Last year, we discussed the future of cancer treatment, how to take innovation to the masses, and the challenges and opportunities for women in science fields. We dove into exclusive lab spaces through 360‎-degree videos and took an intimate look at a group of friends who came of age as the opioid epidemic morphed into a national nightmare.


Here’s our lineup for this year. And it is even more convenient because our events will all be on Tuesday, Oct. 9 at Broad Institute of MIT and Harvard in Cambridge. We’ll treat you to coffee, snacks, and, I’m certain, engaging conversation around the following topics:

CRISPR: from lab to clinic
8:15 a.m.-9:30 a.m.
Advances in use of the CRISPR genome editing technology have been arriving at breakneck speed. But even as the first clinical trials of the technique are expected to start before the end of the year, scientists have found that CRISPR might in some circumstances pose unexpected risks to patients. Join us for a panel discussion — led by Senior Science Writer Sharon Begley — that explores the newest forms and uses of CRISPR, its potential to cure now-incurable diseases, and the challenges of turning a revolutionary lab technique into a therapy. Register here.

The path forward for women in science
10 a.m.-11:15 a.m.
In the past year, the worlds of medicine and science have been part of a broad reckoning about the obstacles that can block women from advancing and feeling comfortable in the workplace. Universities, hospitals, and life sciences companies are launching and expanding gender diversity initiatives, but what’s really moving the needle? San Francisco Correspondent Rebecca Robbins will lead a discussion about what’s changing — and what’s not — in laboratories, executive suites, and boardrooms. Register here.


How are AI and Big Data disrupting drug discovery?
12 p.m.-1 p.m.
Drug development is a costly and uncertain process. Companies spend billions of dollars developing new drugs only to find out they don’t work so well in the real world. But the increasing utility of artificial intelligence is promising to make this work cheaper, faster, and more effective.

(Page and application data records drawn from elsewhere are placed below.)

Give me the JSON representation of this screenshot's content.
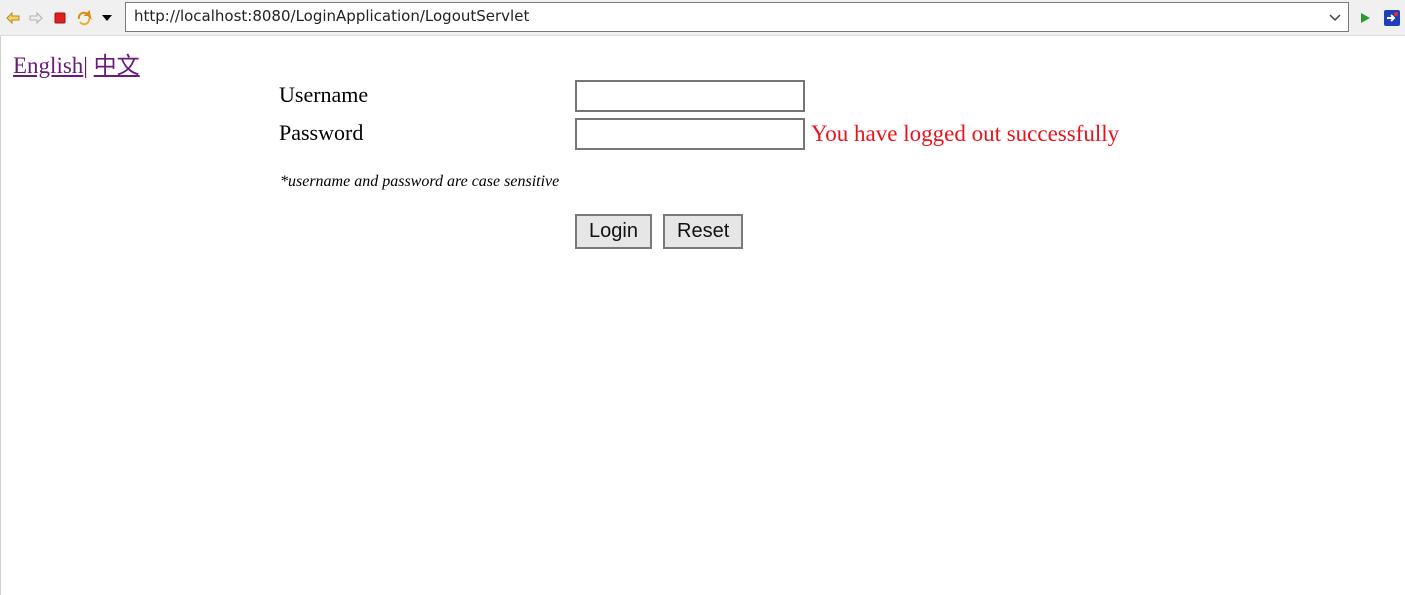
{
  "browser": {
    "url": "http://localhost:8080/LoginApplication/LogoutServlet",
    "icons": {
      "back": "back-arrow-icon",
      "forward": "forward-arrow-icon",
      "stop": "stop-icon",
      "refresh": "refresh-icon",
      "menu": "dropdown-triangle-icon",
      "go": "go-play-icon",
      "extension": "extension-icon"
    },
    "colors": {
      "stop": "#e02020",
      "refresh": "#e8a020",
      "go": "#2e9a2e",
      "extension": "#1d3fb8"
    }
  },
  "page": {
    "languages": {
      "english": "English",
      "separator": "|",
      "chinese": "中文"
    },
    "form": {
      "username_label": "Username",
      "password_label": "Password",
      "username_value": "",
      "password_value": "",
      "status_message": "You have logged out successfully",
      "case_note": "*username and password are case sensitive",
      "login_label": "Login",
      "reset_label": "Reset"
    },
    "colors": {
      "link": "#6a1a7a",
      "status_message": "#e8141c"
    }
  }
}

STAT’s disruption reporter, Casey Ross, will lead a thought provoking conversation with key industry experts about how drug developers, doctors, and bioinformatics researchers are using artificial intelligence to revolutionize the search for breakthrough therapies. Register here.

It’ll be a spectacular day of meaningful connections and thought-provoking discussion. All three events are free. We hope you will join us.